A meeting convened pursuant to the high court order under Section 176 has the advantage that if a sufficient majority of creditors are in favour of the proposal for the compromise and scheme of arrangement, despite the presence of some dissenting creditors, the scheme can still be considered approved and endorsed by creditors. For the majority to be regarded as sufficient, it must equate to at least 75% of the value of the creditors’ debts and a simple majority in number for those creditors attending and having voted in the respective meetings. Where there are few classesof creditors, separate meetings for each class are required. Whether the proposal for a scheme will succeed or not depends on how the proposal is structured and the relative appeal of the compromise. Some proposals are structured in such a way that in order for the scheme to be approved and implemented, the approval of all classes of creditors is a prerequisite condition and that any one class rejecting the proposal may spell the end of the entire restructuring effort.

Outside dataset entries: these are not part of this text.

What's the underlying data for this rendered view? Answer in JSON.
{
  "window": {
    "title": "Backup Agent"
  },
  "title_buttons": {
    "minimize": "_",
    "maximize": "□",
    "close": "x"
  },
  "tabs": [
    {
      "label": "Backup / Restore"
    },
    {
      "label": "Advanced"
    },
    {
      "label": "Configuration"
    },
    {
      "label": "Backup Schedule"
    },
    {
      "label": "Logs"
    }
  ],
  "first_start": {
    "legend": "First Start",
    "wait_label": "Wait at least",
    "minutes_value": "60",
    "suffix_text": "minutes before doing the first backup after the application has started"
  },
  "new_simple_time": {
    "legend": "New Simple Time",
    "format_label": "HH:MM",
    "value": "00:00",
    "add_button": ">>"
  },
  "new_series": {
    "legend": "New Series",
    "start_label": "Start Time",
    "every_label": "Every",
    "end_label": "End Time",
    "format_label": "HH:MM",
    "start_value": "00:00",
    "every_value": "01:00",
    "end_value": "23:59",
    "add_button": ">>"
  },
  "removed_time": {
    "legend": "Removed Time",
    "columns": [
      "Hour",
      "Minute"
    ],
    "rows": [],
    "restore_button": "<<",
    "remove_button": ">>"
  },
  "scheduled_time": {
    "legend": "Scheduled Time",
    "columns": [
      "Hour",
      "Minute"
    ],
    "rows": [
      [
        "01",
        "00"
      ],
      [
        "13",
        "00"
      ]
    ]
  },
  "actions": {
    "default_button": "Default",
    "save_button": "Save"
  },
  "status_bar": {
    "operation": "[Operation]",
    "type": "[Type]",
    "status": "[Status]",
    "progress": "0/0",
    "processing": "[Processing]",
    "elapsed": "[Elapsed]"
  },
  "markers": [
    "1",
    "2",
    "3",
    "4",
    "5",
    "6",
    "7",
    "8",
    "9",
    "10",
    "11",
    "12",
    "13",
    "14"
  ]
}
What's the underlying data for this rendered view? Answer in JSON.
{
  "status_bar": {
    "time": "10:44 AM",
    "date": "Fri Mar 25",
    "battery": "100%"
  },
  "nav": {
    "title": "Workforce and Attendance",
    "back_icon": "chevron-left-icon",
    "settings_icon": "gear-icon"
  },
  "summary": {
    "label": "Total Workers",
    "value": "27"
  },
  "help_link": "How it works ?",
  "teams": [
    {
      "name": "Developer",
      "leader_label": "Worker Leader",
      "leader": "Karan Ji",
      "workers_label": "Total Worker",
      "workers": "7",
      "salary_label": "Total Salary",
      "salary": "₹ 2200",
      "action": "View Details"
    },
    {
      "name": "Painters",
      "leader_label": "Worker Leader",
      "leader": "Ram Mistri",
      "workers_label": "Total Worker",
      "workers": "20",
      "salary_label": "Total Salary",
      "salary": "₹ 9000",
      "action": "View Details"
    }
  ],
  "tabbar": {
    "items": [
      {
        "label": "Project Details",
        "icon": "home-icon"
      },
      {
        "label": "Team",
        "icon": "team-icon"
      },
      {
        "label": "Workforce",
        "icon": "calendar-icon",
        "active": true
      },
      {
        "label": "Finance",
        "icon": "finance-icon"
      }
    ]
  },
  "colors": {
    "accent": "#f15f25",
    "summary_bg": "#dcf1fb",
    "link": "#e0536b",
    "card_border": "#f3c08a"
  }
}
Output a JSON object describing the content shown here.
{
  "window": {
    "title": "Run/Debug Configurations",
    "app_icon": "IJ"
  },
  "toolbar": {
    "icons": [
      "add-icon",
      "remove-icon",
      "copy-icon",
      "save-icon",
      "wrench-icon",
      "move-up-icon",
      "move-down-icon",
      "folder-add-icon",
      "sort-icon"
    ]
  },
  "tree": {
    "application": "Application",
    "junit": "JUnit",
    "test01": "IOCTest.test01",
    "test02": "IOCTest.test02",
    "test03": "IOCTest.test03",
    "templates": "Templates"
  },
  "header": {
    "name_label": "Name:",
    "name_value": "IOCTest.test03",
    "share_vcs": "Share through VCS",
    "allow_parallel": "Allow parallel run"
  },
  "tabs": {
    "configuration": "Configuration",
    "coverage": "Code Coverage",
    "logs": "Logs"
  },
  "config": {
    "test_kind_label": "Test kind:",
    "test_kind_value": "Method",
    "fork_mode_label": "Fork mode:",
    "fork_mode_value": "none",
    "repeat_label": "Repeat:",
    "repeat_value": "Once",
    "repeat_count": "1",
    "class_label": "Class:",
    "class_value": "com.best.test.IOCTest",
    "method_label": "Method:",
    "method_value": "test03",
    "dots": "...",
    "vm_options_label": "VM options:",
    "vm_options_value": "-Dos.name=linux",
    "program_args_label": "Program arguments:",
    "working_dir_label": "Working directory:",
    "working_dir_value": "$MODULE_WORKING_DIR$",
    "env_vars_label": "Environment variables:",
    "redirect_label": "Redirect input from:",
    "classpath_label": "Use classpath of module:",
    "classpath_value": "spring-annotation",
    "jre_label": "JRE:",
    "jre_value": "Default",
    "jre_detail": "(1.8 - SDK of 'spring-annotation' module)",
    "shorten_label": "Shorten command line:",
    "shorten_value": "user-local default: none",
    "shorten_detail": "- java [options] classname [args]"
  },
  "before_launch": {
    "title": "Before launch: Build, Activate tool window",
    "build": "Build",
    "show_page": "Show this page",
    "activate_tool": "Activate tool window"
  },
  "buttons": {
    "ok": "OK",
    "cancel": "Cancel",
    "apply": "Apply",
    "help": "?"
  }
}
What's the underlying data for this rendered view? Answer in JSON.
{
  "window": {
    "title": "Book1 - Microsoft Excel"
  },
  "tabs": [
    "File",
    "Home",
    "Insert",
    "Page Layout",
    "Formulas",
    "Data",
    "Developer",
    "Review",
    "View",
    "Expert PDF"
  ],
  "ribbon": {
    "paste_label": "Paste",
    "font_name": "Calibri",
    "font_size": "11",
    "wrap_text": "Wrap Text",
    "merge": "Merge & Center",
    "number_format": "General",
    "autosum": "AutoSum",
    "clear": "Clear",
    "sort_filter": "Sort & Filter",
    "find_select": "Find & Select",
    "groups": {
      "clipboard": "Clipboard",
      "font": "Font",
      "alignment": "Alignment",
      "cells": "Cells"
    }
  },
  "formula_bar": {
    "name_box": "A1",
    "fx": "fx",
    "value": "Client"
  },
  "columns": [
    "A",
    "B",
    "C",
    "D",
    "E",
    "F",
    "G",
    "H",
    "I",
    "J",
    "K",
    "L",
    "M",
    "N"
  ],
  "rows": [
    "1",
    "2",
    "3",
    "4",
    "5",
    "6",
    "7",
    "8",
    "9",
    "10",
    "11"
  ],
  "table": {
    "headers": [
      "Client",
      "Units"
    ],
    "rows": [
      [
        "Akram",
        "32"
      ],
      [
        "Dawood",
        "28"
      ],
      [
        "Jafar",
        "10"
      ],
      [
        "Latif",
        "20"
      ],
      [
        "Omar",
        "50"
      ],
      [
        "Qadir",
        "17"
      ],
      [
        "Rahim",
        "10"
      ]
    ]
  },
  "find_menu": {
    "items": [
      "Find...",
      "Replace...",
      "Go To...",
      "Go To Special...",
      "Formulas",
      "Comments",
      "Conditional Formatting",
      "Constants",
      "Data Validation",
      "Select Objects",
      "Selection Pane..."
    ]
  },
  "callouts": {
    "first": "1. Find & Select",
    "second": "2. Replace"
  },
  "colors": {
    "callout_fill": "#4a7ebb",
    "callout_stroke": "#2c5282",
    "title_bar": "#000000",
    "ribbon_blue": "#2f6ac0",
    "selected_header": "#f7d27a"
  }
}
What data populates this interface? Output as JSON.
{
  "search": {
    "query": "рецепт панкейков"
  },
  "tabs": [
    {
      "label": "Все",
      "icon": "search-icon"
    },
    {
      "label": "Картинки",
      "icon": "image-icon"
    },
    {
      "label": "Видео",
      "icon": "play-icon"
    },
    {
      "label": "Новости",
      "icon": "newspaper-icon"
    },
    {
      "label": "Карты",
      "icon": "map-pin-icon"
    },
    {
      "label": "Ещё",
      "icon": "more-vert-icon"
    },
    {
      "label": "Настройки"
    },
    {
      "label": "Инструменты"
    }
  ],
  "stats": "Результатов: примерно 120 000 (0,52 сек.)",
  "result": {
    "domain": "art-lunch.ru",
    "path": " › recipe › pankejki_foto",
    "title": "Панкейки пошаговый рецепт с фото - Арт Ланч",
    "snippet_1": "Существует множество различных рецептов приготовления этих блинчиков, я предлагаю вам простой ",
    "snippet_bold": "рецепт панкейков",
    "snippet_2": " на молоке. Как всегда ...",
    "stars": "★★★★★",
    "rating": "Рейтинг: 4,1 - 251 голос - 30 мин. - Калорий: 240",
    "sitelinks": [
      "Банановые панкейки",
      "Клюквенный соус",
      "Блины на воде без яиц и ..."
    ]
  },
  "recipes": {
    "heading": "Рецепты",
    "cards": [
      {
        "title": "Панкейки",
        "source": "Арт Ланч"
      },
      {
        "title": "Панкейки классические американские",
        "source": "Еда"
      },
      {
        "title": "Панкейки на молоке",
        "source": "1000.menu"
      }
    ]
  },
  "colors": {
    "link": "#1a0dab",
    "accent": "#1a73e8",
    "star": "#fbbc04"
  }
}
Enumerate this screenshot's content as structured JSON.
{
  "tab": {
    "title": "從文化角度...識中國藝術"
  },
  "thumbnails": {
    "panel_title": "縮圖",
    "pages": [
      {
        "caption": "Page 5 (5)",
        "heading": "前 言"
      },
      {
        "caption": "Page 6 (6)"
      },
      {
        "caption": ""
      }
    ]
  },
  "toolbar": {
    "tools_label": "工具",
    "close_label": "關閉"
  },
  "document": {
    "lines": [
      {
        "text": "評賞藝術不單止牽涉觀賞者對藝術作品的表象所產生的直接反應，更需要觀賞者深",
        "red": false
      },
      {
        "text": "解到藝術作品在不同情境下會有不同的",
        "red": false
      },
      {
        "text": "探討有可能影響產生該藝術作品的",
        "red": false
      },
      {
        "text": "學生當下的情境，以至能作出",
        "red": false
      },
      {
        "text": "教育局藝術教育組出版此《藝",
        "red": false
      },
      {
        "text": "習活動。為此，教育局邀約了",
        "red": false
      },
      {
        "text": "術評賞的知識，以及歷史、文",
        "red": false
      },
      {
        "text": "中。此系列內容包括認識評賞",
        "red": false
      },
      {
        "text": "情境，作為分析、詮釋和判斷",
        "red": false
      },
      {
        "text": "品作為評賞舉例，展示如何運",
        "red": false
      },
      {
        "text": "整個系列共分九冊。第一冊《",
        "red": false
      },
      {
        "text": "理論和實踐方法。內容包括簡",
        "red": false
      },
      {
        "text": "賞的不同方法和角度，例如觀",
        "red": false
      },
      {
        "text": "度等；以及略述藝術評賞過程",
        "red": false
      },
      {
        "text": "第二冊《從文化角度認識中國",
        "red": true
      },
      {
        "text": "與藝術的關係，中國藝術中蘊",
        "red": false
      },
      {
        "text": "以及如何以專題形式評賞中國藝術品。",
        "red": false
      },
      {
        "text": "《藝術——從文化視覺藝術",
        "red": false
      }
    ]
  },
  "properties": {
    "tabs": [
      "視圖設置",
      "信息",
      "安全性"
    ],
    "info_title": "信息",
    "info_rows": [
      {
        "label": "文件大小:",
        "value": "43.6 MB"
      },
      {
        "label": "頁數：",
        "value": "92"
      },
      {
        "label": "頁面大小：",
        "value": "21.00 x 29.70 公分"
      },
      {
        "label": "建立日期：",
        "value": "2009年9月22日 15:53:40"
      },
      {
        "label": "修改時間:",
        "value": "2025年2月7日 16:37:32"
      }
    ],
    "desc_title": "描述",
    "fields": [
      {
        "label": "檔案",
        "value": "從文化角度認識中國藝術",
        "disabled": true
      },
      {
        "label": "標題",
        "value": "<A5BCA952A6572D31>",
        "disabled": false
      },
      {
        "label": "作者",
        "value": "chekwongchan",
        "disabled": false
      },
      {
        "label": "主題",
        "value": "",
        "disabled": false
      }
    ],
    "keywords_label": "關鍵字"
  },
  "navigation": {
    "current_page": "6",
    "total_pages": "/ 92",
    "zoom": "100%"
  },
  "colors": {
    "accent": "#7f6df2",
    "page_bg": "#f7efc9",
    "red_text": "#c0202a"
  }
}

It is common to submit an application requesting a moratorium period of two to three years which aims to restrict legal proceedings against the company at the same time as making an application for an order to convene the creditors’ meetings. Protection for legal proceedings against the company is required as this will give the time required for the company to table the proposal for compromise and to obtain the necessary approval for the scheme from its creditors.
If the creditors vote in favour of the proposal in the court-convened meetings, the company will then have to make another application to get the high court to sanction the scheme as approved by the creditors. At this stage, creditors can still object, but in order for the proposed scheme to be rejected, they must be able to unequivocally justify why it should not be sanctioned, despite having received prior approval from the requisite majority in terms of value and number of respective creditors.
In short, as highlighted by Ramanujam (2000): “Corporate restructuring is designed with a view that a productive unit is to be saved and brought back to life. The anxiety underlining this objective is that if a productive unit dies, it will cause incalculable harm to the society, to the economy, to the shareholders and stakeholders including creditors, suppliers, employees and bankers alike who are serving the public by extending credits to the industry. If the industry thrives, the customers would get more supplies, the employees would get employment and the government would get more revenue and the augmented funds could be used for national building purposes.”
Given the current unfavourable economic condition in Malaysia and the ASEAN region as a whole, it is anticipated that more distressed companies are expected to resort to the compromise and scheme of arrangement mechanism as provided in Section 176 of the Act in the near future. This is intended to provide a rehabilitation scheme to distressed companies with a view to giving them a new lease of life. If these companies can be revived, they will contribute positively to the nation’s future social and economic development.
KC Chia & Noor, Kuala Lumpur, Melaka, Kluang, Johor Darul, Takzim, Malaysia
published: May 2015